Twitter’s CEO Jack Dorsey has said that his employees can work remotely from home for as long as they’d like, even after the pandemic returns businesses to normal operating routines.
Dorsey made the announcement to staff via an email that has been leaked to the media, but the company has since confirmed the contents of the email, reiterating that if an employee would prefer to remain at home, Twitter would “make that happen.”
Buzzfeed News was the first to publish an email from CEO Jack Dorsey to his employees regarding the working from home arrangements that Twitter put in place a number of months ago now. Alex Krantrowitz writes that “in his email, Dorsey said it’s unlikely Twitter would open its offices before September, and that business travel would be cancelled until then as well, with very few exceptions. The company will also cancel all in-person events for the rest of the year, and reassess its plan for 2021 later this year. Finally, Twitter upped its allowance for work from home supplies to $1000 for all employees.”
The question of when and how to reopen offices is one plaguing hundreds of thousands, if not millions of organisations around the world. Governments are now studying the safest models to reopen economies, balancing their health and safety obligations with the fiscal necessity to reopen.
Facebook has told its employees that its offices will reopen in July, however, concerned workers will be able to work from home until 2021. Google has taken a similar approach, informing most of its staff they can stay at home until 2021, though some will be asked to return to work in the northern hemisphere’s summer.

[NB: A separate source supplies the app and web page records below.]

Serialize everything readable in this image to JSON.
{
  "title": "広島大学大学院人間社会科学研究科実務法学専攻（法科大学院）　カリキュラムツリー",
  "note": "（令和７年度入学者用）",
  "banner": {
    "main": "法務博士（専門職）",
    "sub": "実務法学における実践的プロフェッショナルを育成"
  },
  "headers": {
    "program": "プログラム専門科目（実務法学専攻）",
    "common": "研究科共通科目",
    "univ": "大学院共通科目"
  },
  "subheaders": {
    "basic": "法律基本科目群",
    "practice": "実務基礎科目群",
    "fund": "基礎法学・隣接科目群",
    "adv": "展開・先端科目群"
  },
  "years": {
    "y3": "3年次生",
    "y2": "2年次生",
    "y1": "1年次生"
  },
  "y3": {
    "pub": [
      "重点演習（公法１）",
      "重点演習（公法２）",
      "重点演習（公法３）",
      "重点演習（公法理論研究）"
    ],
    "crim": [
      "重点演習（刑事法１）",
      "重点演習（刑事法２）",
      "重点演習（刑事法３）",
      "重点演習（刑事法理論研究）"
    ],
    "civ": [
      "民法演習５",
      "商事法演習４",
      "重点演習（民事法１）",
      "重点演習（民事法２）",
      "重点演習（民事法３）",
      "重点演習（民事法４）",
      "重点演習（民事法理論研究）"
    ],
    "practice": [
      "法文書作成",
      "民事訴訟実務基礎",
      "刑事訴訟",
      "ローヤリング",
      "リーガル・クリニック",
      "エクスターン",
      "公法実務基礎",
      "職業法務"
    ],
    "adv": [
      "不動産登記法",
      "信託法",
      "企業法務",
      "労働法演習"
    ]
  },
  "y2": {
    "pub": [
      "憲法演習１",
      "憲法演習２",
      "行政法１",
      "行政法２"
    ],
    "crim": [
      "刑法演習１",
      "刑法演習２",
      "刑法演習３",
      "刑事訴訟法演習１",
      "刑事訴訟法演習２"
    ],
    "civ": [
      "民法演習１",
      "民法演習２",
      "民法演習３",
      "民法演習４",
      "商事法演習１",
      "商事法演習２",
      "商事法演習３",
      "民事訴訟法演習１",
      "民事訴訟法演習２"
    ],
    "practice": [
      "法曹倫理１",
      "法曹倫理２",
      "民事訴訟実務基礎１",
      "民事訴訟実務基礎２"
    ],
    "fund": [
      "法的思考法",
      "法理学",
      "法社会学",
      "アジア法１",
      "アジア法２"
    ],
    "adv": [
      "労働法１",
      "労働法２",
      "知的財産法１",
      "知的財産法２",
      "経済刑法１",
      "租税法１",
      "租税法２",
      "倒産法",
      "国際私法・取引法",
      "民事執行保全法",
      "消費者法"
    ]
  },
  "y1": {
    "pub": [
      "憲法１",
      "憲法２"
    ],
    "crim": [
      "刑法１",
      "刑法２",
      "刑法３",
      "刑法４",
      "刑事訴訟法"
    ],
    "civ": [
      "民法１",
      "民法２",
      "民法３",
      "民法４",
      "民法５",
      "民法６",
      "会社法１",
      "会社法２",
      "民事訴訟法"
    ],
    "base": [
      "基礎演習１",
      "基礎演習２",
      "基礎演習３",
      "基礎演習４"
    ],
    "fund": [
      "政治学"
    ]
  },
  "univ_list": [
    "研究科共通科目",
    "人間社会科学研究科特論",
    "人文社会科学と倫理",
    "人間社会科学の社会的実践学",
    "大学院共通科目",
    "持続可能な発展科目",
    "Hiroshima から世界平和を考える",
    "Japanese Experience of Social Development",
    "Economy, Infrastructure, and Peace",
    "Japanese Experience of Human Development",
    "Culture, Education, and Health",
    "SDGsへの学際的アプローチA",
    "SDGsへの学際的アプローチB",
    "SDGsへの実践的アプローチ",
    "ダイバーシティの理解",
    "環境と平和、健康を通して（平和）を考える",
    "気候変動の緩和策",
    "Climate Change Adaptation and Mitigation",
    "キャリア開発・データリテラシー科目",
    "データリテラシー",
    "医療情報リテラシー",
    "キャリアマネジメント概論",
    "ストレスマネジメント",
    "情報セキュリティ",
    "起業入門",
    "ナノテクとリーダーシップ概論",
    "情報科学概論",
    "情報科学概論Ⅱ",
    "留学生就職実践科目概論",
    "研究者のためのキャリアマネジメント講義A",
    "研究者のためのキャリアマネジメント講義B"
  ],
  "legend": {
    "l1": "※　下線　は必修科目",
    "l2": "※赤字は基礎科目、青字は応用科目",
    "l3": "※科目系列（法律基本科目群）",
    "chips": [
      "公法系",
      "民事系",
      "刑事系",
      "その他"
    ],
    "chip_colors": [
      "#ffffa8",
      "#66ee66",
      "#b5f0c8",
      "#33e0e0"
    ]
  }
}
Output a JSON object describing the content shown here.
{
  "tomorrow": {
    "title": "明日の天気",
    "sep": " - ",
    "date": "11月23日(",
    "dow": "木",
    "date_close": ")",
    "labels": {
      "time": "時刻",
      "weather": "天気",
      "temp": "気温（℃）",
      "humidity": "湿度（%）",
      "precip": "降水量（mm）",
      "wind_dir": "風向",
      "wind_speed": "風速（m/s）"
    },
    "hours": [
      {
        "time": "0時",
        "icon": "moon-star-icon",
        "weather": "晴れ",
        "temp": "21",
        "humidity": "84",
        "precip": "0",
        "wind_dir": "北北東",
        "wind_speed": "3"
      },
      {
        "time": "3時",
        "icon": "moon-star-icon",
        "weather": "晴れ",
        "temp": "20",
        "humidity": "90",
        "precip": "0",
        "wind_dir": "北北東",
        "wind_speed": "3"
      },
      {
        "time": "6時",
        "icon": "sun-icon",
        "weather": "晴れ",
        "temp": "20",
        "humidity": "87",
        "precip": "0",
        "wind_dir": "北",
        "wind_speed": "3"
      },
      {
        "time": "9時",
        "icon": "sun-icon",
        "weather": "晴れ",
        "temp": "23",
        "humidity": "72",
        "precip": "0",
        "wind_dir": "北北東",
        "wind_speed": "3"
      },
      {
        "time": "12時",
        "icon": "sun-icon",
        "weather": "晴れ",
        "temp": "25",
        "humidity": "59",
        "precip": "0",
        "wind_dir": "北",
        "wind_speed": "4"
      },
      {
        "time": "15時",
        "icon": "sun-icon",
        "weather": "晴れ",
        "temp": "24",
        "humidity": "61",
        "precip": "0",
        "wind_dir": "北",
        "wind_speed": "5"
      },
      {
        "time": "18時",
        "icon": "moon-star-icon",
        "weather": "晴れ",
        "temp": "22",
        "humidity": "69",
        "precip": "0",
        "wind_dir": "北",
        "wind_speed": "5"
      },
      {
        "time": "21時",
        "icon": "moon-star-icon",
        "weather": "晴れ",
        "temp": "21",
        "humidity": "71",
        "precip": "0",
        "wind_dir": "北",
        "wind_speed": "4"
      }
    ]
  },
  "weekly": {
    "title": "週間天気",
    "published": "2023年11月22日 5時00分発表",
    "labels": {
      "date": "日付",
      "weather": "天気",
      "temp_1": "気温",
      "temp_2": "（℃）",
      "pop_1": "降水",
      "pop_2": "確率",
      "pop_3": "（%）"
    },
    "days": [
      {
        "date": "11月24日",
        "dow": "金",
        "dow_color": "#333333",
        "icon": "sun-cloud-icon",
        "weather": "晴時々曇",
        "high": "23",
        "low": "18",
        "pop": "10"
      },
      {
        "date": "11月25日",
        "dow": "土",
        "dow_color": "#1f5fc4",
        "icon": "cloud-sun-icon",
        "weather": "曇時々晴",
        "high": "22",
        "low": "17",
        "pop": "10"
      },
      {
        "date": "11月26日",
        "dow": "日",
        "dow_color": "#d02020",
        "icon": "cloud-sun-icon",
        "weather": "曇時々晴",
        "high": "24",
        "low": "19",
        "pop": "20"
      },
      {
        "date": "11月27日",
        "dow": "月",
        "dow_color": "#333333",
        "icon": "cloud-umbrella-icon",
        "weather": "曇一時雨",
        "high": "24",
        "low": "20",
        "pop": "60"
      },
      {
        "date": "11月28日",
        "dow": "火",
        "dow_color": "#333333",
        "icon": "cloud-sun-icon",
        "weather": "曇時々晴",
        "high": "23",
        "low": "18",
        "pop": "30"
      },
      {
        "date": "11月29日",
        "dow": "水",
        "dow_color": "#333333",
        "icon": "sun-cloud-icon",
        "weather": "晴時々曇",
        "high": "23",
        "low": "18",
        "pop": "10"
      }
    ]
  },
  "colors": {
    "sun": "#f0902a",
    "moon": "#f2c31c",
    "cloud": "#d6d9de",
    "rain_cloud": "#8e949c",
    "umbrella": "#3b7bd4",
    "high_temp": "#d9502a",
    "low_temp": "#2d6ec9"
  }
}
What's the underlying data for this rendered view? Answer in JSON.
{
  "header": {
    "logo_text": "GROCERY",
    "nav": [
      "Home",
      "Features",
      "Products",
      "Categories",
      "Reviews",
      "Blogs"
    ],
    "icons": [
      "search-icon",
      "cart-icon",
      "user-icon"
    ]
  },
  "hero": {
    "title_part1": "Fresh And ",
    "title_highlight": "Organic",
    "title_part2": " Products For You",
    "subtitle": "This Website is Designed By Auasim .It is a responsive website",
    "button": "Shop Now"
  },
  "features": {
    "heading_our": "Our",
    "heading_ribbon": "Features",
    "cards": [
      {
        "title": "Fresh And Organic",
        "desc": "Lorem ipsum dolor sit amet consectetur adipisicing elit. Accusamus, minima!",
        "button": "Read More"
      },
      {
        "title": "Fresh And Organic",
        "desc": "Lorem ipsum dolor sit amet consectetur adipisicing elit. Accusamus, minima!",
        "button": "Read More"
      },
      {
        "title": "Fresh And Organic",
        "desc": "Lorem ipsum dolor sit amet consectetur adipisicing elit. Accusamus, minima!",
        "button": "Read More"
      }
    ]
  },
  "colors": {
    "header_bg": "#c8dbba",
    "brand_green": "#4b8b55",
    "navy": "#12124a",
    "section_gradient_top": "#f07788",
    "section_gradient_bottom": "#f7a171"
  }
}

Dorsey previously signalled his intention for Twitter to work in a more “distributed” model prior to the pandemic.
A Twitter spokesperson has said publicly that “opening offices will be our decision,” and that “when, and if our employees come back, will be theirs.”
“We’ve been very thoughtful in how we’ve approached this from the time we were one of the first companies to move to a work-from-home model. We’ll continue to be, and we’ll continue to put the safety of our people and communities first,” they added.
The spokesperson continued to explain that it was “uniquely positioned to respond quickly and allow folks to work from home given our emphasis on decentralization and supporting a distributed workforce capable of working from anywhere.”
“The past few months have proven we can make that work… so if our employees are in a role and situation that enables them to work from home and they want to continue to do so forever, we will make that happen. If not, our offices will be their warm and welcoming selves, with some additional precautions, when we feel it’s safe to return,” the spokesperson concluded.
The social media platform’s new policy comes amidst confusion from businesses globally as they adapt to social distancing and health guidelines issued by governments.
Just yesterday we reported on Elon Musk’s move to reopen its Fremont, California factory ahead of official approval from County officials, signalling an opposite approach to that of Mr Dorsey due to the way in which Tesla requires hands-on manufacturing, while Twitter is less reliant on the same model.
Twitter’s head of Human Resources, Jennifer Christie has previously told the media that it was unlikely Twitter would ever be the same, and that “people who were reticent to work remotely will find that they really thrive that way.”
“Managers who didn’t think they could manage teams that were remote will have a different perspective. I do think we won’t go back,” in reference to the traditional business model of office attendance.